The revised UAA also recommends maximum civil penalties for violations be increased from $25,000 to $50,000, although UAA generally leaves it to each state to determine whether a violation is a felony or a misdemeanor. The ULC had considered revising the applicable penalties, but decided against that because most states follow the penalties outlined in the 2000 UAA.

The revised UAA also imposes additional notification requirements for agents, requiring them to inform schools before contacting student-athletes and those close to student-athletes. Agents must notify institutions of a pre-existing relationship with a student-athlete who is on an athletic scholarship. Moreover, the definition of “educational institution” now includes schools from elementary through college.

The revised UAA also provides for enhanced reciprocity in agent registration and includes an alternate provision that contemplates a multistate agency that would manage the registration process. The multistate registration agency could take effect if at least five states join.

The revisions also strengthen the UAA’s ability to bar sports agents from illegally luring college athletes into contracts. For example, the UAA requires that agency contracts be accompanied by a separate record signed by the student-athlete acknowledging that signing the contract may result in a loss of eligibility. The contract also must contain a statement that the agent is registered in the state where the contract is signed.

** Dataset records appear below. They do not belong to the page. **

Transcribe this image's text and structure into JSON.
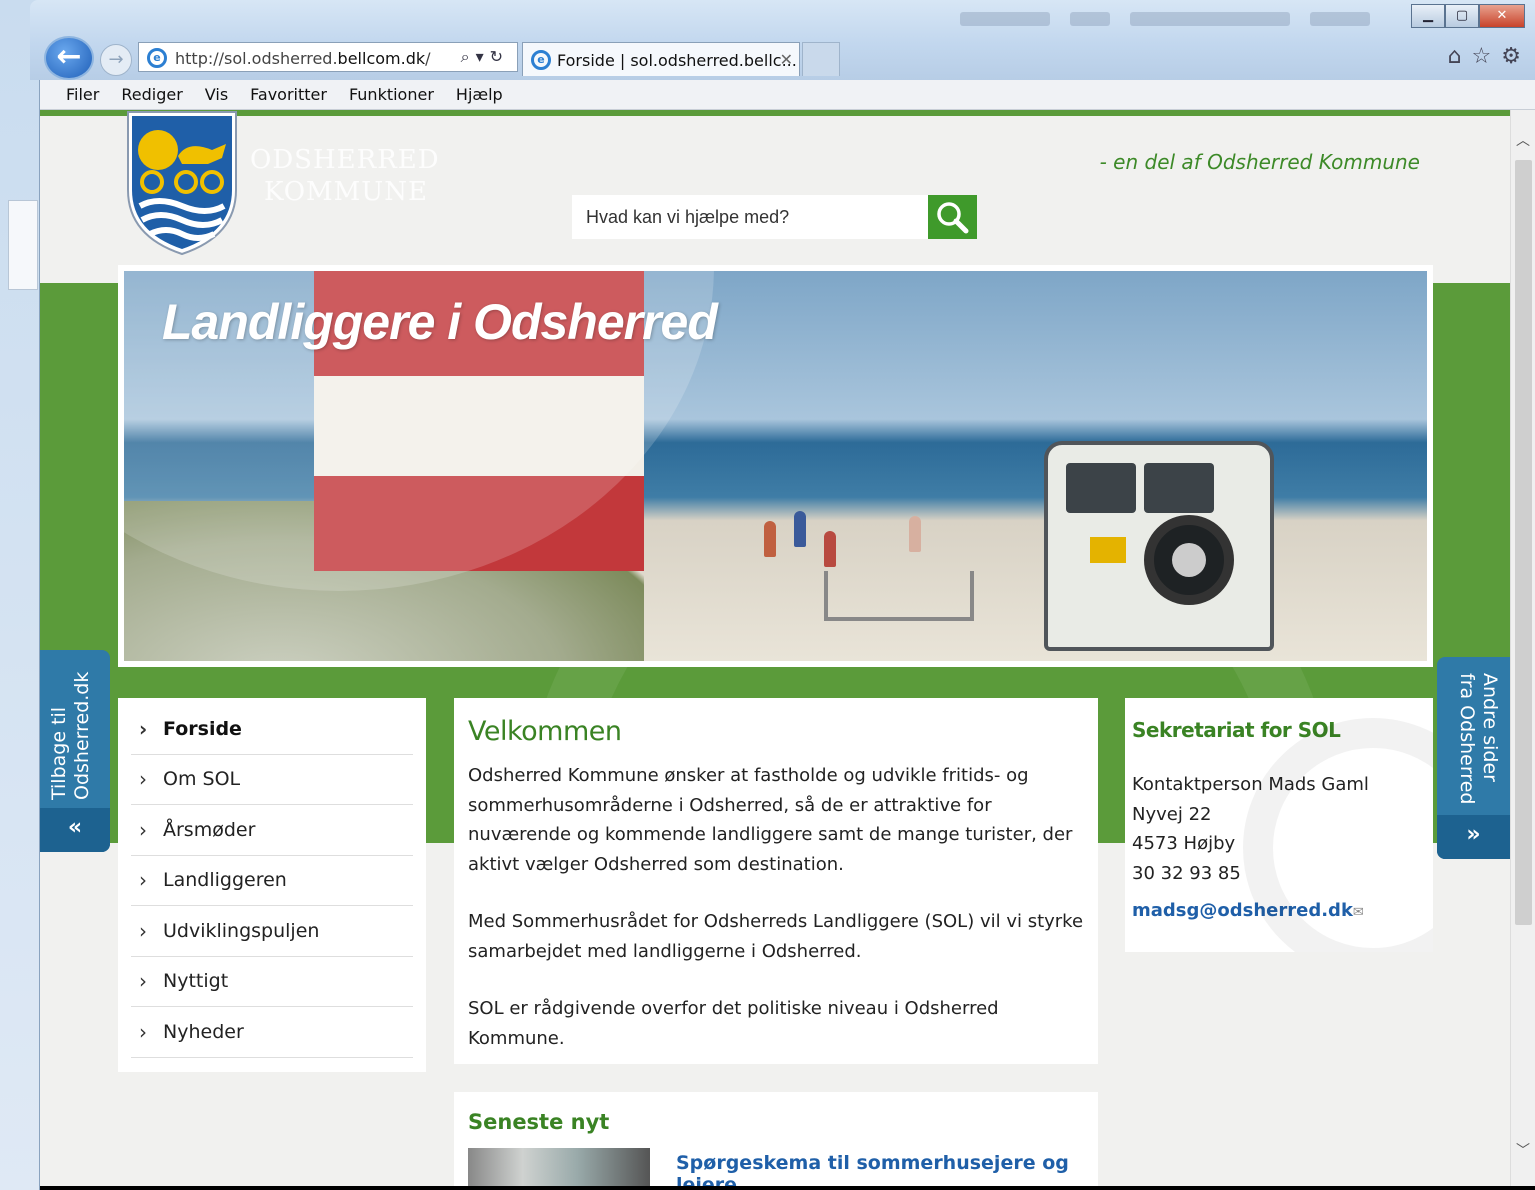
{
  "browser": {
    "url_prefix": "http://sol.odsherred.",
    "url_domain": "bellcom.dk",
    "url_suffix": "/",
    "tab_title": "Forside | sol.odsherred.bellc...",
    "menu": [
      "Filer",
      "Rediger",
      "Vis",
      "Favoritter",
      "Funktioner",
      "Hjælp"
    ]
  },
  "site": {
    "logo_line1": "ODSHERRED",
    "logo_line2": "KOMMUNE",
    "tagline": "- en del af Odsherred Kommune",
    "search_placeholder": "Hvad kan vi hjælpe med?",
    "hero_title": "Landliggere i Odsherred",
    "side_left": "Tilbage til Odsherred.dk",
    "side_right": "Andre sider fra Odsherred",
    "side_left_chev": "«",
    "side_right_chev": "»"
  },
  "nav": {
    "items": [
      {
        "label": "Forside",
        "active": true
      },
      {
        "label": "Om SOL"
      },
      {
        "label": "Årsmøder"
      },
      {
        "label": "Landliggeren"
      },
      {
        "label": "Udviklingspuljen"
      },
      {
        "label": "Nyttigt"
      },
      {
        "label": "Nyheder"
      }
    ]
  },
  "main": {
    "title": "Velkommen",
    "p1": "Odsherred Kommune ønsker at fastholde og udvikle fritids- og sommerhusområderne i Odsherred, så de er attraktive for nuværende og kommende landliggere samt de mange turister, der aktivt vælger Odsherred som destination.",
    "p2": "Med Sommerhusrådet for Odsherreds Landliggere (SOL) vil vi styrke samarbejdet med landliggerne i Odsherred.",
    "p3": "SOL er rådgivende overfor det politiske niveau i Odsherred Kommune."
  },
  "news": {
    "title": "Seneste nyt",
    "item": "Spørgeskema til sommerhusejere og lejere"
  },
  "contact": {
    "title": "Sekretariat for SOL",
    "person": "Kontaktperson Mads Gaml",
    "street": "Nyvej 22",
    "city": "4573 Højby",
    "phone": "30 32 93 85",
    "email": "madsg@odsherred.dk"
  },
  "colors": {
    "green": "#5b9b3a",
    "heading_green": "#3a8324",
    "side_blue": "#2f7aa8",
    "link_blue": "#1f5fa8"
  }
}
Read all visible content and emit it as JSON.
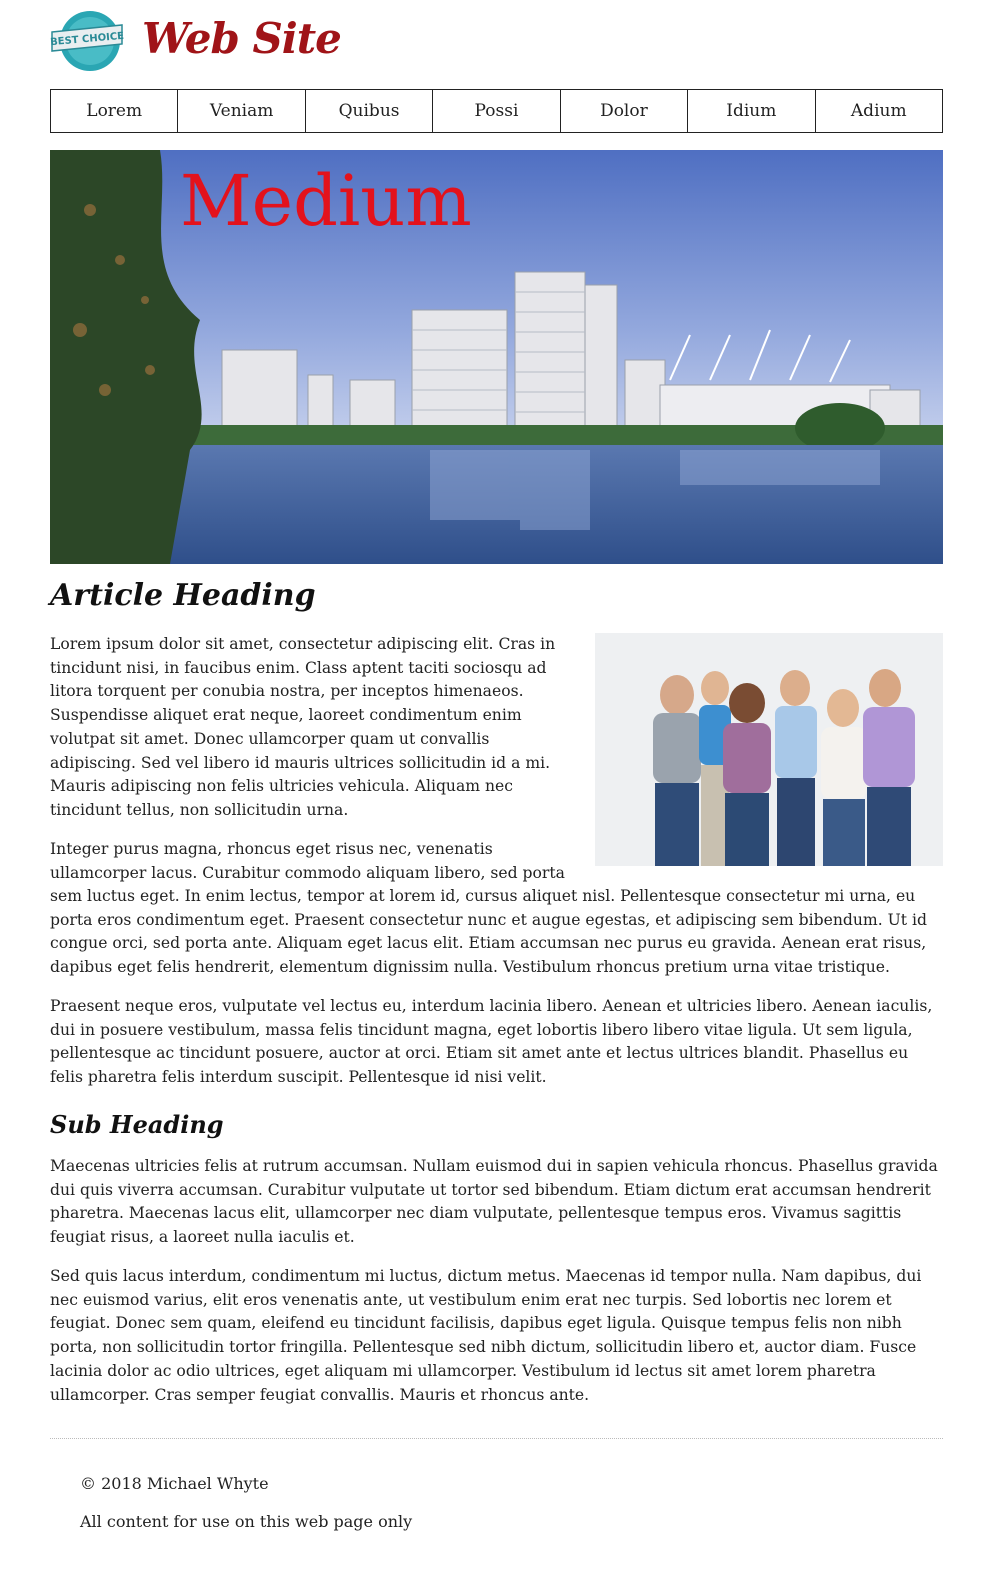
{
  "header": {
    "badge_text": "BEST CHOICE",
    "site_title": "Web Site"
  },
  "nav": {
    "items": [
      "Lorem",
      "Veniam",
      "Quibus",
      "Possi",
      "Dolor",
      "Idium",
      "Adium"
    ]
  },
  "hero": {
    "title": "Medium"
  },
  "article": {
    "heading": "Article Heading",
    "p1": "Lorem ipsum dolor sit amet, consectetur adipiscing elit. Cras in tincidunt nisi, in faucibus enim. Class aptent taciti sociosqu ad litora torquent per conubia nostra, per inceptos himenaeos. Suspendisse aliquet erat neque, laoreet condimentum enim volutpat sit amet. Donec ullamcorper quam ut convallis adipiscing. Sed vel libero id mauris ultrices sollicitudin id a mi. Mauris adipiscing non felis ultricies vehicula. Aliquam nec tincidunt tellus, non sollicitudin urna.",
    "p2_start": "Integer purus magna, rhoncus eget risus nec, venenatis ullamcorper lacus. Curabitur commodo aliquam libero, sed porta",
    "p2_rest": "sem luctus eget. In enim lectus, tempor at lorem id, cursus aliquet nisl. Pellentesque consectetur mi urna, eu porta eros condimentum eget. Praesent consectetur nunc et augue egestas, et adipiscing sem bibendum. Ut id congue orci, sed porta ante. Aliquam eget lacus elit. Etiam accumsan nec purus eu gravida. Aenean erat risus, dapibus eget felis hendrerit, elementum dignissim nulla. Vestibulum rhoncus pretium urna vitae tristique.",
    "p3": "Praesent neque eros, vulputate vel lectus eu, interdum lacinia libero. Aenean et ultricies libero. Aenean iaculis, dui in posuere vestibulum, massa felis tincidunt magna, eget lobortis libero libero vitae ligula. Ut sem ligula, pellentesque ac tincidunt posuere, auctor at orci. Etiam sit amet ante et lectus ultrices blandit. Phasellus eu felis pharetra felis interdum suscipit. Pellentesque id nisi velit.",
    "sub_heading": "Sub Heading",
    "p4": "Maecenas ultricies felis at rutrum accumsan. Nullam euismod dui in sapien vehicula rhoncus. Phasellus gravida dui quis viverra accumsan. Curabitur vulputate ut tortor sed bibendum. Etiam dictum erat accumsan hendrerit pharetra. Maecenas lacus elit, ullamcorper nec diam vulputate, pellentesque tempus eros. Vivamus sagittis feugiat risus, a laoreet nulla iaculis et.",
    "p5": "Sed quis lacus interdum, condimentum mi luctus, dictum metus. Maecenas id tempor nulla. Nam dapibus, dui nec euismod varius, elit eros venenatis ante, ut vestibulum enim erat nec turpis. Sed lobortis nec lorem et feugiat. Donec sem quam, eleifend eu tincidunt facilisis, dapibus eget ligula. Quisque tempus felis non nibh porta, non sollicitudin tortor fringilla. Pellentesque sed nibh dictum, sollicitudin libero et, auctor diam. Fusce lacinia dolor ac odio ultrices, eget aliquam mi ullamcorper. Vestibulum id lectus sit amet lorem pharetra ullamcorper. Cras semper feugiat convallis. Mauris et rhoncus ante."
  },
  "footer": {
    "copyright": "© 2018 Michael Whyte",
    "note": "All content for use on this web page only"
  },
  "colors": {
    "brand_red": "#a01418",
    "hero_title": "#e3121c",
    "badge_teal": "#2aa6b3"
  }
}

States may begin adopting the revised UAA in the coming year. The form of the UAA followed has significant implications on the practice of agents within each state, as well as the practice of any individual who provides, or contemplates providing, any services to a student-athlete. It will be important to know which states follow the current UAA, the 2000 UAA, a state-amended version of the 2000 UAA, or some other statutory mechanism to regulate agents.